The Unsung Hero is a well written and well plotted novel. Juggling four plots and giving them all rather equal attention is not easy. I’m really impressed how Brockmann handled all the plots and made them all come together at the end. But – and that’s the “weakness” of this novel for me – because of the many plots, I was less invested than I could have been in this novel and its characters.

My favorite romance was the one between Tom’s niece Mallory and the geek David. I loved Mallory’s voice:

What a surprise. It was the geek of last night past, come here to her place of employment to haunt her by rattling his pocket protector. (83)

Mallory’s and David’s romance is a very sweet story of falling in love for the first time.
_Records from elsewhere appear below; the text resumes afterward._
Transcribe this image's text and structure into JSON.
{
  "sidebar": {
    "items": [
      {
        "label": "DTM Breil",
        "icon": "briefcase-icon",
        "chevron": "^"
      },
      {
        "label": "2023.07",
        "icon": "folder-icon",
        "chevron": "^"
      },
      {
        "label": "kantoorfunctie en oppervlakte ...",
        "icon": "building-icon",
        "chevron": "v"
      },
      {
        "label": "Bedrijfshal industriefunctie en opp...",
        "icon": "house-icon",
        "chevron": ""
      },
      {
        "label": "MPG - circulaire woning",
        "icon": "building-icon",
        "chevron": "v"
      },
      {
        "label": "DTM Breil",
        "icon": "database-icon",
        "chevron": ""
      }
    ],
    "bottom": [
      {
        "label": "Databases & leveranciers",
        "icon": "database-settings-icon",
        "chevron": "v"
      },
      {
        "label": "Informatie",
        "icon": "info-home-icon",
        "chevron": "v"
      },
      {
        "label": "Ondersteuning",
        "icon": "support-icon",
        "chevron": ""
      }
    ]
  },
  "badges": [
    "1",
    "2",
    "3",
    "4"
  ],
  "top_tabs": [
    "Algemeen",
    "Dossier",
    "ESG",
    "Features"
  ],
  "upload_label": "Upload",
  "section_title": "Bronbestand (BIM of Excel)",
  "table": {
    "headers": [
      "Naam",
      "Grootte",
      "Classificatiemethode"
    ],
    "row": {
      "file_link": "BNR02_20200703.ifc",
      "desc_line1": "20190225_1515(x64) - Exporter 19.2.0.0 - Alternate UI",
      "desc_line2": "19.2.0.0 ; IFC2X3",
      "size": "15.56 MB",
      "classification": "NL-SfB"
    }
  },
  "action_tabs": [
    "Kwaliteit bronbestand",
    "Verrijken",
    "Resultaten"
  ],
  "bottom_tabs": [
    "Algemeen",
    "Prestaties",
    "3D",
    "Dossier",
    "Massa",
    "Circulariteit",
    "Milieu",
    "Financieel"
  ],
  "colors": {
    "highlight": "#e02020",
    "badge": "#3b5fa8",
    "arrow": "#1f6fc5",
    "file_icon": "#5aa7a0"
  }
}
Of course, the reader gets to see Tom’s and Kelly’s beginnings, too. Their history is told in flashbacks. These flashbacks play with the “bad boy/good girl/friends attraction.” I thought the way they were incorporated into the novel was well done, but while there are many flashbacks, they are more like short memories sparked by something that happens in the present and just a few sentences or paragraphs long rather than longer passages of text.

Each of the romances has some heart-wrenching moments and all have the potential for a really great romance. But put together like in this novel – while skillfully done – I was awfully tempted to skim ahead to continue reading my favorite plot line, diminishing my enjoyment of the whole novel. So while I appreciate the number of plots, this time, less would have been more for me.

Verdict: The Unsung Hero is one of the novels I think of as a very good novel. But it’s also one of the novels I’m rather sure I won’t read again because of my impression that each romance could have been better on its own. If not for this challenge, I don’t think I would have finished it so fast because despite all its strong points, it was easy for me to stop reading it. Actually, I’m not sure I’ll continue with reading this series because – as far as I know – all novels in this series have multiple story lines. 4,5/5